For more information on nappy sack safety, see www.rospa.com/campaigns-fundraising/current/nappy-sacks.
March 23rd 2017
A four-year-old boy saved his mother’s life by calling 999 when she fell unconscious, police said.
The child from London, told the call handler that his name was "Roman" and he thought his "mummy" was dead because “she’s closing her eyes and she’s not breathing”.
He used his mother’s mobile phone to make the call.
London's Metropolitan Police released a clip of the conversation to remind parents how important it is to teach young children their address and how to use 999 in an emergency.
Roman was able to give his exact address in Kenley, Croydon and local officers and an ambulance were dispatched immediately to the family home.
Thirteen minutes after receiving the call, officers arrived and managed to force entry into the house where they found the boy, his twin brother, younger brother and their mother, who was lying unconscious on the floor.
Paramedics were able to give life-saving first aid to the woman and she was taken to hospital after regaining consciousness at the home, police said.
It later emerged that the boy used his mother's smartphone to get in touch with paramedics, after unlocking it by pressing her thumb on the phone. He then used the Siri function to ask for help and the app dialled 999, putting him through to emergency services.
Chief Superintendent Ade Adelekan said: “Hearing this call brings home the importance of teaching your young child their home address and how to call police or emergency services in an emergency situation.

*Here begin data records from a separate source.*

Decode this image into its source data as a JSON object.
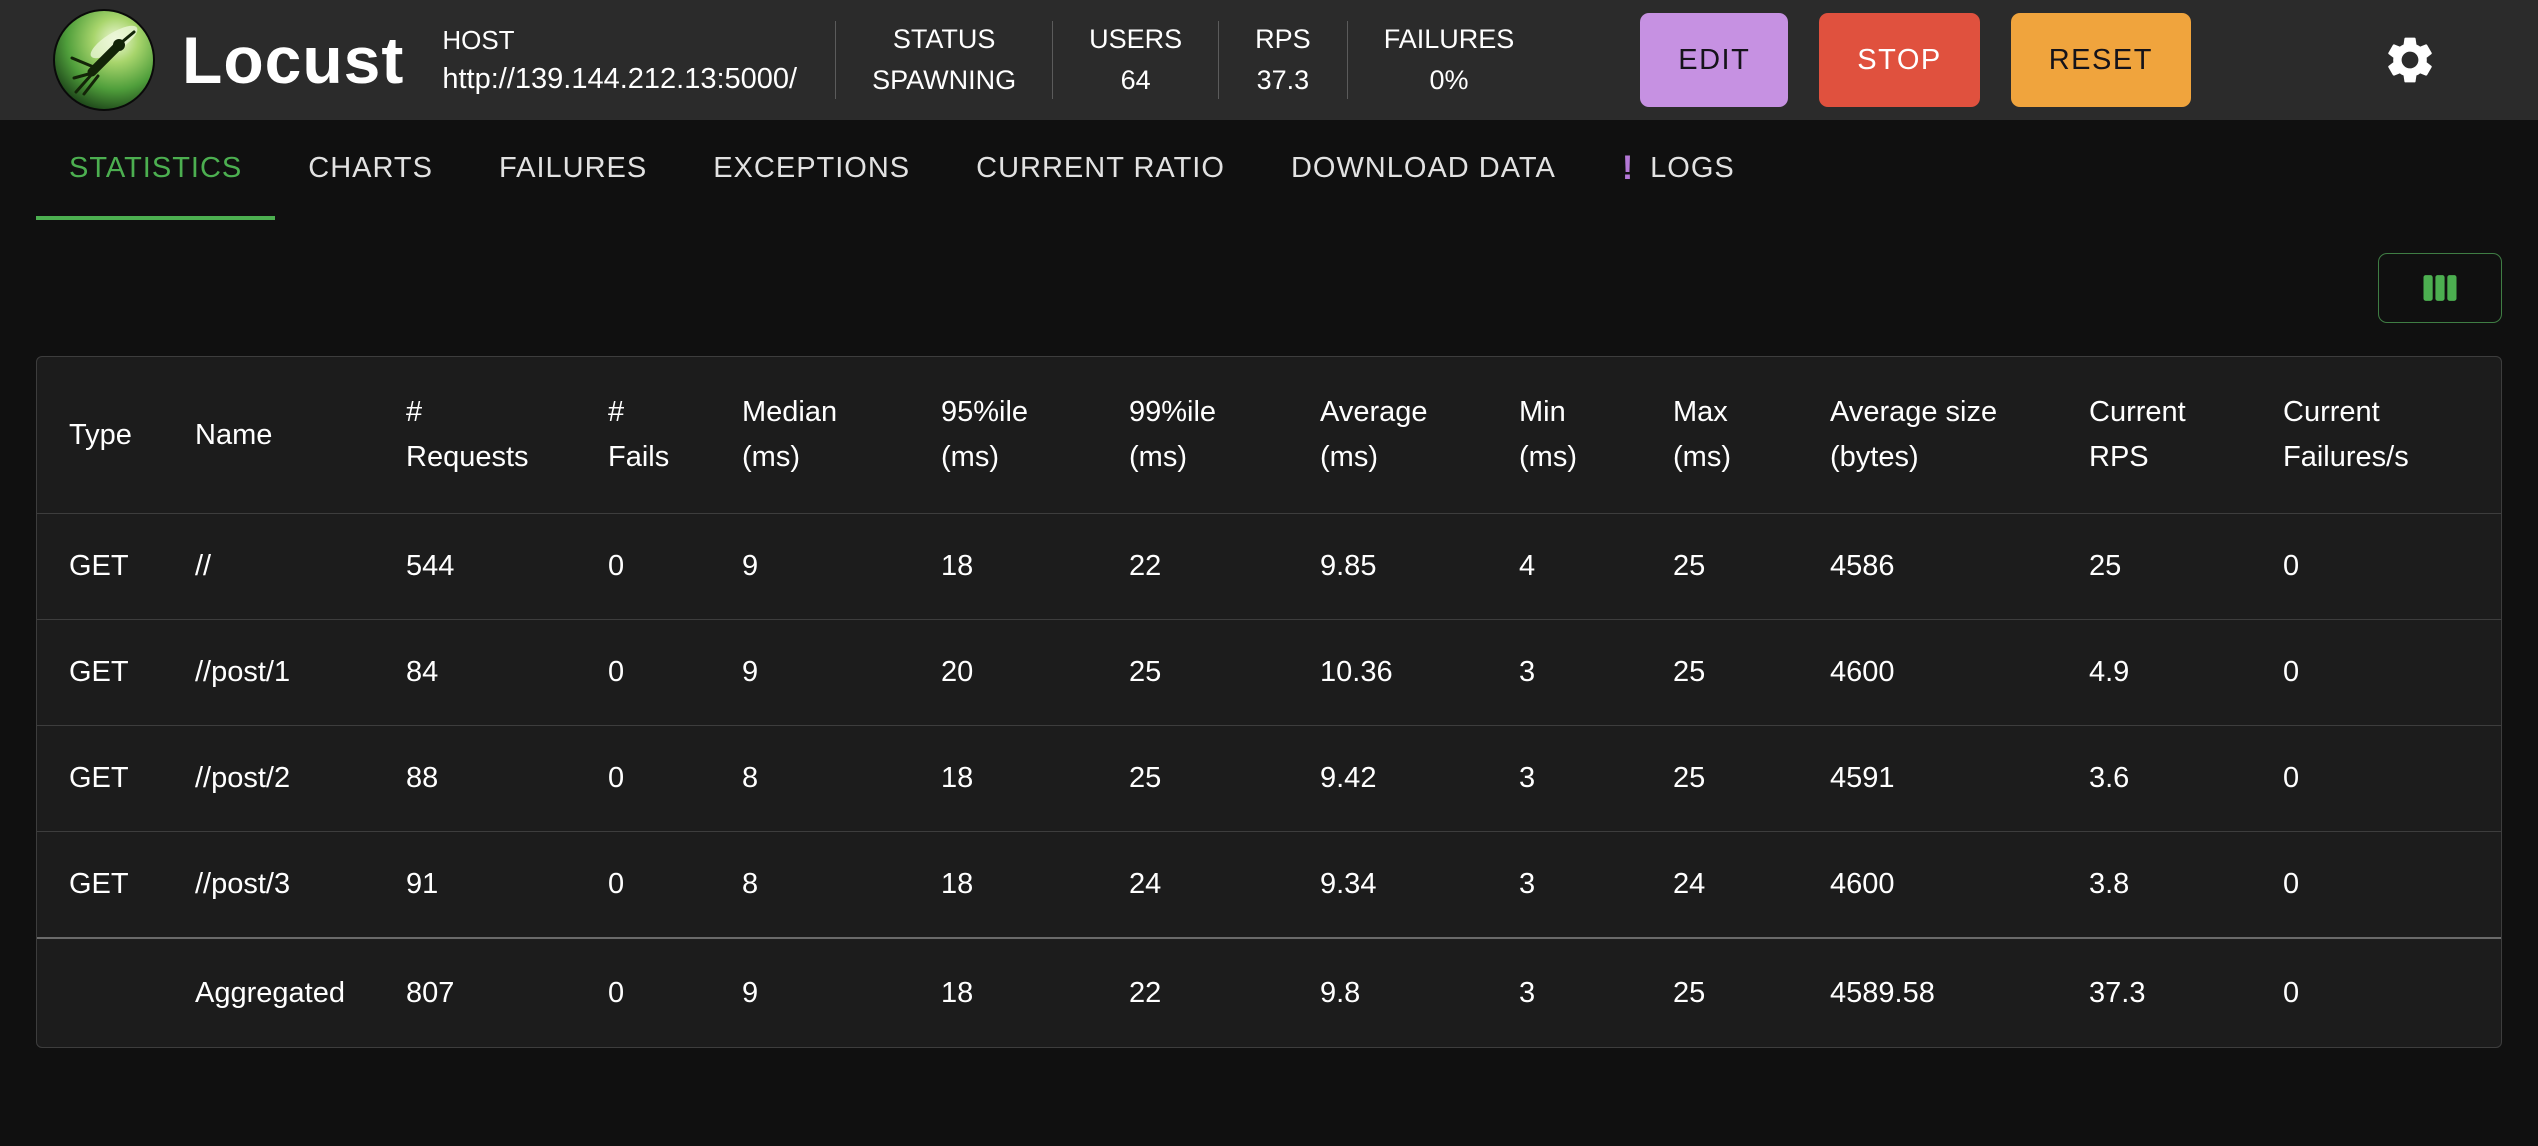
{
  "header": {
    "app_title": "Locust",
    "host_label": "HOST",
    "host_url": "http://139.144.212.13:5000/",
    "stats": [
      {
        "label": "STATUS",
        "value": "SPAWNING"
      },
      {
        "label": "USERS",
        "value": "64"
      },
      {
        "label": "RPS",
        "value": "37.3"
      },
      {
        "label": "FAILURES",
        "value": "0%"
      }
    ],
    "edit_label": "EDIT",
    "stop_label": "STOP",
    "reset_label": "RESET"
  },
  "tabs": [
    {
      "id": "statistics",
      "label": "STATISTICS",
      "active": true
    },
    {
      "id": "charts",
      "label": "CHARTS"
    },
    {
      "id": "failures",
      "label": "FAILURES"
    },
    {
      "id": "exceptions",
      "label": "EXCEPTIONS"
    },
    {
      "id": "current-ratio",
      "label": "CURRENT RATIO"
    },
    {
      "id": "download-data",
      "label": "DOWNLOAD DATA"
    },
    {
      "id": "logs",
      "label": "LOGS",
      "badge": "!"
    }
  ],
  "toolbar": {
    "columns_button_icon": "view-columns-icon"
  },
  "table": {
    "columns": [
      "Type",
      "Name",
      "#\nRequests",
      "#\nFails",
      "Median\n(ms)",
      "95%ile\n(ms)",
      "99%ile\n(ms)",
      "Average\n(ms)",
      "Min\n(ms)",
      "Max\n(ms)",
      "Average size\n(bytes)",
      "Current\nRPS",
      "Current\nFailures/s"
    ],
    "rows": [
      [
        "GET",
        "//",
        "544",
        "0",
        "9",
        "18",
        "22",
        "9.85",
        "4",
        "25",
        "4586",
        "25",
        "0"
      ],
      [
        "GET",
        "//post/1",
        "84",
        "0",
        "9",
        "20",
        "25",
        "10.36",
        "3",
        "25",
        "4600",
        "4.9",
        "0"
      ],
      [
        "GET",
        "//post/2",
        "88",
        "0",
        "8",
        "18",
        "25",
        "9.42",
        "3",
        "25",
        "4591",
        "3.6",
        "0"
      ],
      [
        "GET",
        "//post/3",
        "91",
        "0",
        "8",
        "18",
        "24",
        "9.34",
        "3",
        "24",
        "4600",
        "3.8",
        "0"
      ]
    ],
    "aggregated": [
      "",
      "Aggregated",
      "807",
      "0",
      "9",
      "18",
      "22",
      "9.8",
      "3",
      "25",
      "4589.58",
      "37.3",
      "0"
    ]
  },
  "colors": {
    "page_bg": "#101010",
    "header_bg": "#2b2b2b",
    "panel_bg": "#1c1c1c",
    "accent_green": "#4caf50",
    "edit_purple": "#c691e2",
    "stop_red": "#e0513e",
    "reset_orange": "#f0a43d",
    "badge_purple": "#b478d6"
  }
}
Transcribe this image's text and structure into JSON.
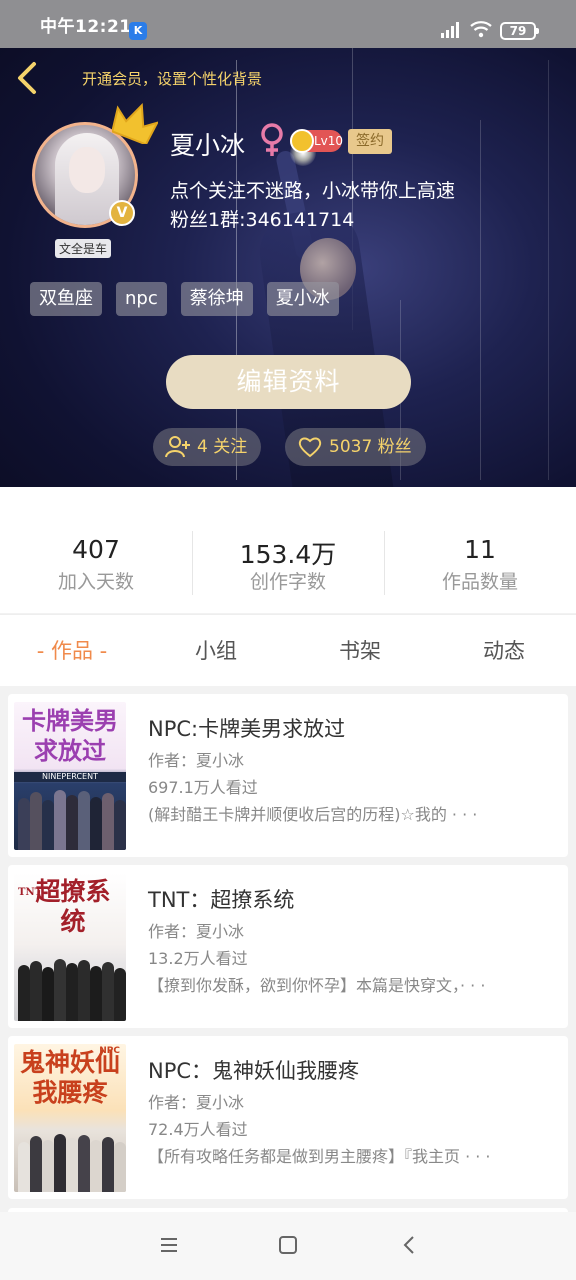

”If you do nothing else today, then I'd implore any parents of young children to sit down with them and make sure they know what to do in this kind of situation and that they know how to contact police or other emergency services in an emergency. As this case demonstrates so poignantly, it could really be the difference between life and death."
He added: “It's an amazing story and thanks to his quick thinking and by asking 'Siri' for help, this little boy saved his mum's life and it means she is still here and can be extremely proud of him and his brothers.”
August 20th 2016
Don't forget to slap on the sun screen
It is a good idea to print off this list so that you can cross off the items you are satisfied with on safety_tips_children.
Safety_tips_children for Room/Bedroom
Tips for Adult's Bedroom
If you own firearms:
Doors & Windows
Heating & Cooling Elements
Garage & Laundry Area
It seems a lot to think about. But then nothing is more precious than your children, and we know that you will do everything you can to protect them.
If you've worked through this list and are satisfied, well done, now how about sending it to the friends that you visit with your child.
Please share it on Facebook or any other social site, make people aware, let no one die of ignorance
Buzcall.com is part of a Global Operation to keep you informed. And tell you what to do to keep you and yours safe.